This is a fancy phrase which simply means that students are rewarded primarily for achieving success in several key areas of the curriculum (standards) and not by the number of points they earn from doing extra “work” or the amount of time it takes to learn that success.
Therefore, a student who earns an “A” on the seventh effort of an essay earns the same amount of credit as the student who earned it on the second try. It’s the success that matters. Equally, doing 100% of the assignments at 60% skill level does not demonstrate successful learning, and doing “extra credit” at the same level of performance may have once earned “points,” but points are not entirely relevant to grades. See the individual class pages to see how this is handled in each class and on MiStar.

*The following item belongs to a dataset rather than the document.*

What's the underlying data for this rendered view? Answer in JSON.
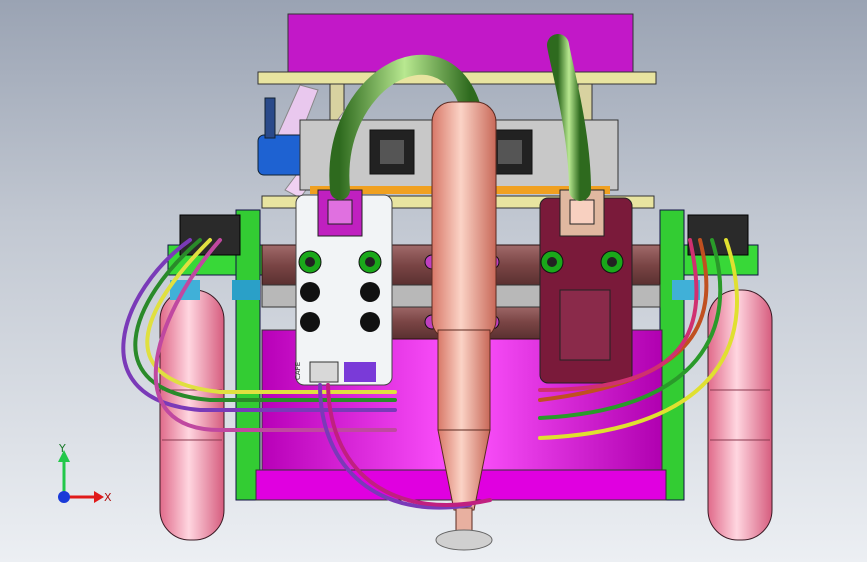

My expectation is that all students succeed, but I recognize that not all students succeed in any skill on the same timetable. Therefore, any scores that fall below the “successful” standard (a “B,” a 3 of 4 pts, or a 6 on the AP 9-pt scale, etc.) may be revised until success is achieved. The conditions for revision vary for each assignment.
Learning By Controversy and Inquiry
MYP and College Board
Technology Access Expectation
I wanted to give out an essay tip that Mr. Chisnell mentioned in the Flatland essay workshop over the summer. He said that it might be a good idea to start your essay by writing the body paragraphs first. Mr. Chisnell went on to explain that this might help in...
Michel de Montaigne has been called the inventor of the essay. But what American students call an essay (noun) is originally a French verb, essai. To essai is "to explore," in particular the workings of the writer's own thinking. In this sense the best...
I call it this because King must be doing something right to sell so many novels so often. After King released his excellent nonfiction work, On Writing, I have modified this list based upon his direct advice about what makes writing work. Physicalize the...
Education is Freedom.- Paulo Freire
What will destroy us:
When dialogue ends, everything ends.- Mikhail Bakhtin